GIVEN RECORDS -
_ _ _ _ _ _ _
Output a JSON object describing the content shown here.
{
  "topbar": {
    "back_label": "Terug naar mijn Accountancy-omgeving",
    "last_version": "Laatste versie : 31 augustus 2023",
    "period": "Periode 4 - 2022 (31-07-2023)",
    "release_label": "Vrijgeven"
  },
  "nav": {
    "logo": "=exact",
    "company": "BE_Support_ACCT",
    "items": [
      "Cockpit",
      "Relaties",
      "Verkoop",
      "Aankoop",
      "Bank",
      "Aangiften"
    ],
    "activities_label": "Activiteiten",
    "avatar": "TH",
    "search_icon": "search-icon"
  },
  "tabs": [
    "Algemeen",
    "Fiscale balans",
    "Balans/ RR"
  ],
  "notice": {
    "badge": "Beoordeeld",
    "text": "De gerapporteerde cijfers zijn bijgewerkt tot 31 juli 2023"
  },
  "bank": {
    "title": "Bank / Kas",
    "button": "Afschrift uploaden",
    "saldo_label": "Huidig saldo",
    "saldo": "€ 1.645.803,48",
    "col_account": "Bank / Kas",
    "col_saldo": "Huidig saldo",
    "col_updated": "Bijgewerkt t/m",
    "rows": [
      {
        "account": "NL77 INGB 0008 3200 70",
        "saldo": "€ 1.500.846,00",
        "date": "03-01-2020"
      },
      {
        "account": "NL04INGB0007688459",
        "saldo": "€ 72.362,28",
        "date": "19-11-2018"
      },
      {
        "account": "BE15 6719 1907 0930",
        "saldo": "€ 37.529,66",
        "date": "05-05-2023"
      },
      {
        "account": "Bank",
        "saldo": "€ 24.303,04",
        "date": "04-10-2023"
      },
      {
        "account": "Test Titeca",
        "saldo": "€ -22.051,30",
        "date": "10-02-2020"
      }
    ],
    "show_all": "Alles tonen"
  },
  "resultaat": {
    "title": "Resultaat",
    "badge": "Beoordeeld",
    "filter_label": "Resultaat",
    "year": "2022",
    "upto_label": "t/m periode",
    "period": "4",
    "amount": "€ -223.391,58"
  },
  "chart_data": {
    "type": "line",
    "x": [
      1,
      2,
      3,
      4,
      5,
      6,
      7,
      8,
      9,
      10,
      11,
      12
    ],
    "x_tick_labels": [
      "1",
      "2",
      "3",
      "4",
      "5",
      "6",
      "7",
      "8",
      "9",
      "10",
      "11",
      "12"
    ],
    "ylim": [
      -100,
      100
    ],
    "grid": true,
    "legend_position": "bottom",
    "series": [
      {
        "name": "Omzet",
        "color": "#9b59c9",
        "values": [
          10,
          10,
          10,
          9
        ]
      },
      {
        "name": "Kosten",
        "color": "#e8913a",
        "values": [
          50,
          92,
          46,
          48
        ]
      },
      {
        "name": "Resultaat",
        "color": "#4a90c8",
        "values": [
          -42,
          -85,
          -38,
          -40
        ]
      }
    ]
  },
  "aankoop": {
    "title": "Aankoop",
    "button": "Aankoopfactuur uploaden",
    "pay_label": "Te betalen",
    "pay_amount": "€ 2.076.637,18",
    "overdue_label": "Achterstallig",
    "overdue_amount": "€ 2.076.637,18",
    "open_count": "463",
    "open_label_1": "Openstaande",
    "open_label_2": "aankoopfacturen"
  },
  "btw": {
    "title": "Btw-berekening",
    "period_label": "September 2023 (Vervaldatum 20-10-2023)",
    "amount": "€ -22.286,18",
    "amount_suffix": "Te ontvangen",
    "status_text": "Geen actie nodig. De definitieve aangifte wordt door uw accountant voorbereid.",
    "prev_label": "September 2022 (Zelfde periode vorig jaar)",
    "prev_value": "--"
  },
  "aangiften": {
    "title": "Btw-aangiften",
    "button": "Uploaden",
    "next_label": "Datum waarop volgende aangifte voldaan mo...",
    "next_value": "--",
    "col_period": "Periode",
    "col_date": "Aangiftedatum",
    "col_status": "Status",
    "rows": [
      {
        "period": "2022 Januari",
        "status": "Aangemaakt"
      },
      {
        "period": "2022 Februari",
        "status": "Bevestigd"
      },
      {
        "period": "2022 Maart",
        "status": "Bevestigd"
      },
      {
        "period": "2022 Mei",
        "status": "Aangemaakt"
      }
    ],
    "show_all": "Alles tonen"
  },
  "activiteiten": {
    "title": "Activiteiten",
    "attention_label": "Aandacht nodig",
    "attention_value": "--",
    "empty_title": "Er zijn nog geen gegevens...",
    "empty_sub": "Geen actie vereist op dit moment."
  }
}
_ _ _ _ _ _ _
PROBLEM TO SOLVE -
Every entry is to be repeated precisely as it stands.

SOLUTION FOR THIS EXERCISE -
Output a JSON object describing the content shown here.
{
  "topbar": {
    "back_label": "Terug naar mijn Accountancy-omgeving",
    "last_version": "Laatste versie : 31 augustus 2023",
    "period": "Periode 4 - 2022 (31-07-2023)",
    "release_label": "Vrijgeven"
  },
  "nav": {
    "logo": "=exact",
    "company": "BE_Support_ACCT",
    "items": [
      "Cockpit",
      "Relaties",
      "Verkoop",
      "Aankoop",
      "Bank",
      "Aangiften"
    ],
    "activities_label": "Activiteiten",
    "avatar": "TH",
    "search_icon": "search-icon"
  },
  "tabs": [
    "Algemeen",
    "Fiscale balans",
    "Balans/ RR"
  ],
  "notice": {
    "badge": "Beoordeeld",
    "text": "De gerapporteerde cijfers zijn bijgewerkt tot 31 juli 2023"
  },
  "bank": {
    "title": "Bank / Kas",
    "button": "Afschrift uploaden",
    "saldo_label": "Huidig saldo",
    "saldo": "€ 1.645.803,48",
    "col_account": "Bank / Kas",
    "col_saldo": "Huidig saldo",
    "col_updated": "Bijgewerkt t/m",
    "rows": [
      {
        "account": "NL77 INGB 0008 3200 70",
        "saldo": "€ 1.500.846,00",
        "date": "03-01-2020"
      },
      {
        "account": "NL04INGB0007688459",
        "saldo": "€ 72.362,28",
        "date": "19-11-2018"
      },
      {
        "account": "BE15 6719 1907 0930",
        "saldo": "€ 37.529,66",
        "date": "05-05-2023"
      },
      {
        "account": "Bank",
        "saldo": "€ 24.303,04",
        "date": "04-10-2023"
      },
      {
        "account": "Test Titeca",
        "saldo": "€ -22.051,30",
        "date": "10-02-2020"
      }
    ],
    "show_all": "Alles tonen"
  },
  "resultaat": {
    "title": "Resultaat",
    "badge": "Beoordeeld",
    "filter_label": "Resultaat",
    "year": "2022",
    "upto_label": "t/m periode",
    "period": "4",
    "amount": "€ -223.391,58"
  },
  "chart_data": {
    "type": "line",
    "x": [
      1,
      2,
      3,
      4,
      5,
      6,
      7,
      8,
      9,
      10,
      11,
      12
    ],
    "x_tick_labels": [
      "1",
      "2",
      "3",
      "4",
      "5",
      "6",
      "7",
      "8",
      "9",
      "10",
      "11",
      "12"
    ],
    "ylim": [
      -100,
      100
    ],
    "grid": true,
    "legend_position": "bottom",
    "series": [
      {
        "name": "Omzet",
        "color": "#9b59c9",
        "values": [
          10,
          10,
          10,
          9
        ]
      },
      {
        "name": "Kosten",
        "color": "#e8913a",
        "values": [
          50,
          92,
          46,
          48
        ]
      },
      {
        "name": "Resultaat",
        "color": "#4a90c8",
        "values": [
          -42,
          -85,
          -38,
          -40
        ]
      }
    ]
  },
  "aankoop": {
    "title": "Aankoop",
    "button": "Aankoopfactuur uploaden",
    "pay_label": "Te betalen",
    "pay_amount": "€ 2.076.637,18",
    "overdue_label": "Achterstallig",
    "overdue_amount": "€ 2.076.637,18",
    "open_count": "463",
    "open_label_1": "Openstaande",
    "open_label_2": "aankoopfacturen"
  },
  "btw": {
    "title": "Btw-berekening",
    "period_label": "September 2023 (Vervaldatum 20-10-2023)",
    "amount": "€ -22.286,18",
    "amount_suffix": "Te ontvangen",
    "status_text": "Geen actie nodig. De definitieve aangifte wordt door uw accountant voorbereid.",
    "prev_label": "September 2022 (Zelfde periode vorig jaar)",
    "prev_value": "--"
  },
  "aangiften": {
    "title": "Btw-aangiften",
    "button": "Uploaden",
    "next_label": "Datum waarop volgende aangifte voldaan mo...",
    "next_value": "--",
    "col_period": "Periode",
    "col_date": "Aangiftedatum",
    "col_status": "Status",
    "rows": [
      {
        "period": "2022 Januari",
        "status": "Aangemaakt"
      },
      {
        "period": "2022 Februari",
        "status": "Bevestigd"
      },
      {
        "period": "2022 Maart",
        "status": "Bevestigd"
      },
      {
        "period": "2022 Mei",
        "status": "Aangemaakt"
      }
    ],
    "show_all": "Alles tonen"
  },
  "activiteiten": {
    "title": "Activiteiten",
    "attention_label": "Aandacht nodig",
    "attention_value": "--",
    "empty_title": "Er zijn nog geen gegevens...",
    "empty_sub": "Geen actie vereist op dit moment."
  }
}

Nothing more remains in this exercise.